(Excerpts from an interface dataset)
──────────
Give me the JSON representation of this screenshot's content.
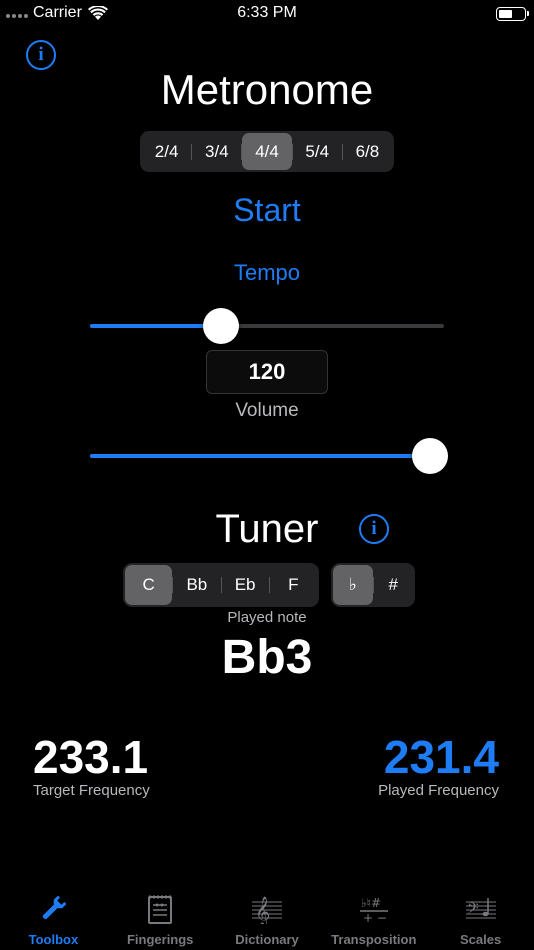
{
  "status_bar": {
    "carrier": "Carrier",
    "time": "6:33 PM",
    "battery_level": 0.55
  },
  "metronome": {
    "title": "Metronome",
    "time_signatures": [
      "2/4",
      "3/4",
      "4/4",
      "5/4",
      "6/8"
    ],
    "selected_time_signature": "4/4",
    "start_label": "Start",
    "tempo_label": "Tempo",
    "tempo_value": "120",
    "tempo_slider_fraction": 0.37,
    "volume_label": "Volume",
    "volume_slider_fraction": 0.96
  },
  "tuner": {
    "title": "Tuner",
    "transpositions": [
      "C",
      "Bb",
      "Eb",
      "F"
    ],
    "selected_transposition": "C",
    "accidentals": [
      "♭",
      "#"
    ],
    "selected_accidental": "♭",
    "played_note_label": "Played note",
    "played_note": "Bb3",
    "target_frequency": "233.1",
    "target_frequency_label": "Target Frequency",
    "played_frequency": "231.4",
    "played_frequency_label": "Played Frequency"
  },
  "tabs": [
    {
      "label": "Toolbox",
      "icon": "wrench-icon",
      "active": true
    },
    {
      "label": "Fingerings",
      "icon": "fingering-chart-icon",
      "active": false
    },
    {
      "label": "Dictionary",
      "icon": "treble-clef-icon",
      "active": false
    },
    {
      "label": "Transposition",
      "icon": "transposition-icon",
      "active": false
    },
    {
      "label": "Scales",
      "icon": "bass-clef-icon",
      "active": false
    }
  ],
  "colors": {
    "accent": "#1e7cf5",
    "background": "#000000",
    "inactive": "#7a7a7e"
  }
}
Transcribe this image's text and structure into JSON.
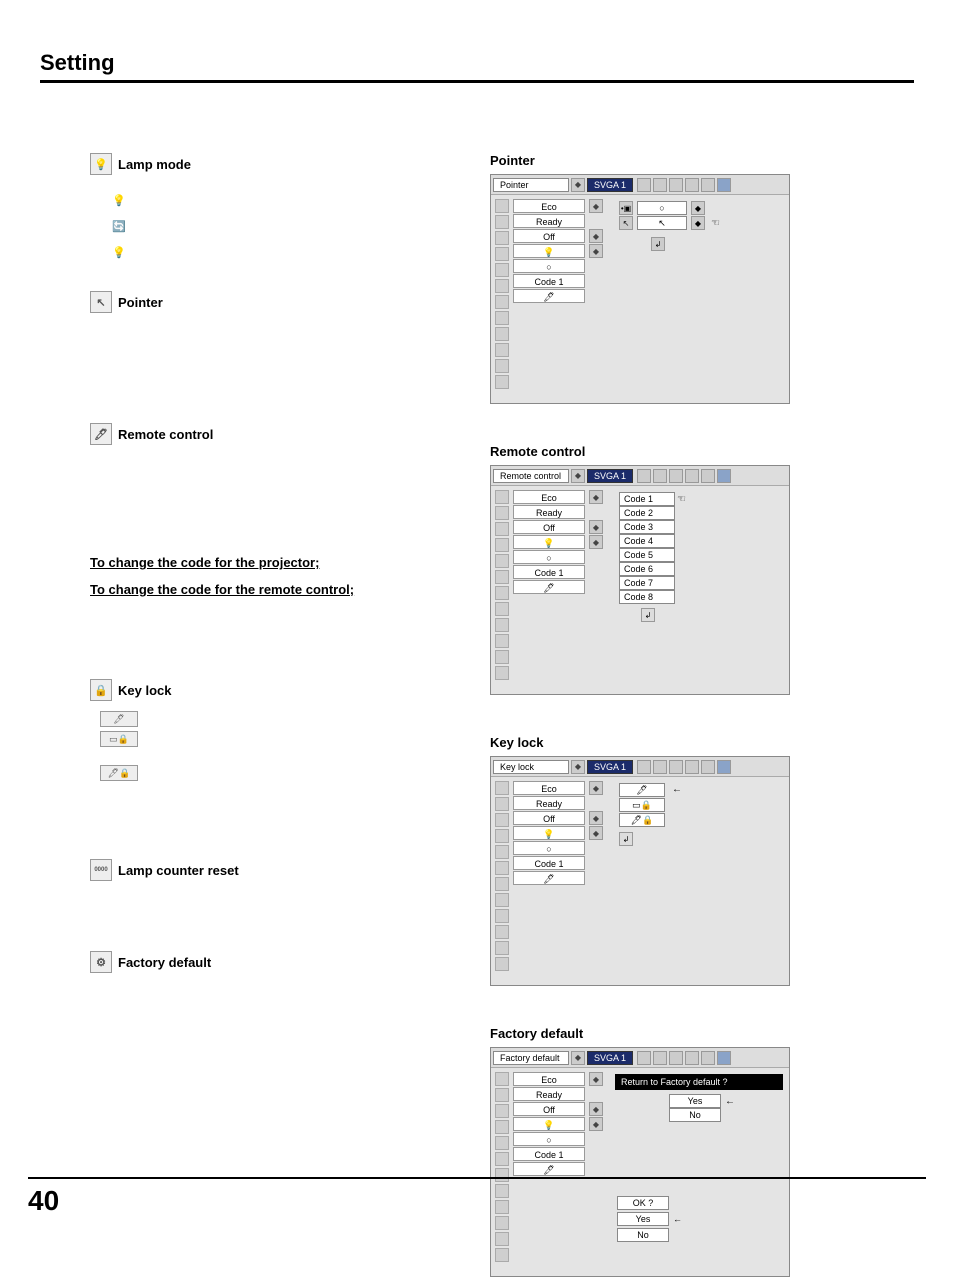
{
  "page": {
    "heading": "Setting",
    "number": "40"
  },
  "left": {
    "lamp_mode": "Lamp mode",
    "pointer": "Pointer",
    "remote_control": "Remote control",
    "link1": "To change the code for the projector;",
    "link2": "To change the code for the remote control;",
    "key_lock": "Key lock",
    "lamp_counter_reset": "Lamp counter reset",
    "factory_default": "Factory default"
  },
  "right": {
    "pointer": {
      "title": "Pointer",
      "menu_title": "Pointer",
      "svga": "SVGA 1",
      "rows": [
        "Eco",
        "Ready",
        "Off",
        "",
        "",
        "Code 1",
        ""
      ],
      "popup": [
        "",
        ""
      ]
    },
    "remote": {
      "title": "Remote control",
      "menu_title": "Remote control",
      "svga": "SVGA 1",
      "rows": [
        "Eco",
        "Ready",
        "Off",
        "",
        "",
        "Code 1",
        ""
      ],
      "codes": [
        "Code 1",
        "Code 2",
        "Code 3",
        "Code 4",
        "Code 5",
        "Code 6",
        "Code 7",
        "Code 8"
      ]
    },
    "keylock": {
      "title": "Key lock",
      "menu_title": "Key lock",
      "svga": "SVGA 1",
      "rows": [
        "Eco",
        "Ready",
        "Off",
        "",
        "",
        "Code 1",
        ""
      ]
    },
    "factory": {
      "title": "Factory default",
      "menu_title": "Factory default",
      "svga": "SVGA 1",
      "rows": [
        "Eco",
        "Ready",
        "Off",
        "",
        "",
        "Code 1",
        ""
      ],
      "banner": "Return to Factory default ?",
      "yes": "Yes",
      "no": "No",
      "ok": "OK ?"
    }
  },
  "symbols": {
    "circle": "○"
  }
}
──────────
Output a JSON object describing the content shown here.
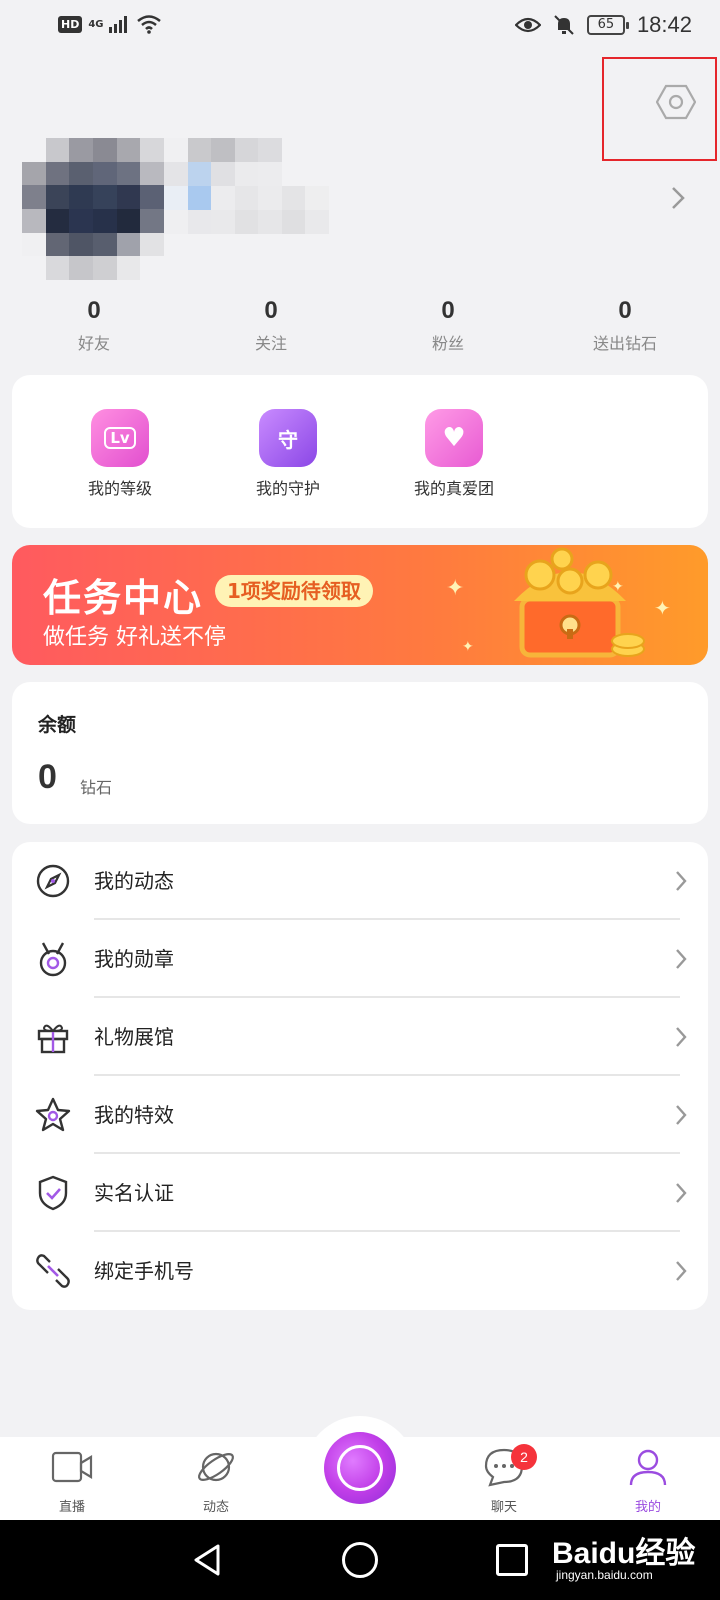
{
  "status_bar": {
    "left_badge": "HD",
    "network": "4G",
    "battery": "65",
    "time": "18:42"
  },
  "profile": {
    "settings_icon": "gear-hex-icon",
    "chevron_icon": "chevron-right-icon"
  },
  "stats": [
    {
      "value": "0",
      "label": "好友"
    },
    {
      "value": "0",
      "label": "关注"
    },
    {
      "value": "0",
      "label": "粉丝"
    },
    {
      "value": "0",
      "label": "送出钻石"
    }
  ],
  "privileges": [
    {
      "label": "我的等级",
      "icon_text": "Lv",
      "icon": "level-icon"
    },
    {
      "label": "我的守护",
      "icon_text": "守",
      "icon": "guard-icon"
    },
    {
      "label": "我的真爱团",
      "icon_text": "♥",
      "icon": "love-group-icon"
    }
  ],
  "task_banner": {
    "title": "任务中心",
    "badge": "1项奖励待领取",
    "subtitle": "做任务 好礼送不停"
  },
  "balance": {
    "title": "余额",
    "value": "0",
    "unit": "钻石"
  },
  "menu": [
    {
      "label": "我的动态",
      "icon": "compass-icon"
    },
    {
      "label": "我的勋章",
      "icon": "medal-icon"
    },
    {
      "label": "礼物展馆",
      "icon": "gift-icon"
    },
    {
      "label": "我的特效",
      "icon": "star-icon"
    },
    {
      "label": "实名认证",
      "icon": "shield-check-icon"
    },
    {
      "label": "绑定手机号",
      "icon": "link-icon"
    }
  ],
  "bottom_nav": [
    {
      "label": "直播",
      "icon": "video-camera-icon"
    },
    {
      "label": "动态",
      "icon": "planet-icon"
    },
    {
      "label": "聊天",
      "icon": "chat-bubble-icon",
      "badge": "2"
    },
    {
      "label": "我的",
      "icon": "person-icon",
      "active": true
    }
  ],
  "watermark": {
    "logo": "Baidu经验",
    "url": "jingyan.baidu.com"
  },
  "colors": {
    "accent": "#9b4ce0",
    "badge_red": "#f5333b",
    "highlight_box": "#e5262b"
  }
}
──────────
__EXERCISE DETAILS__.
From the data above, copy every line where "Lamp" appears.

__FINISHED EXERCISE__.
    "lamp_mode": "Lamp mode",
    "lamp_counter_reset": "Lamp counter reset",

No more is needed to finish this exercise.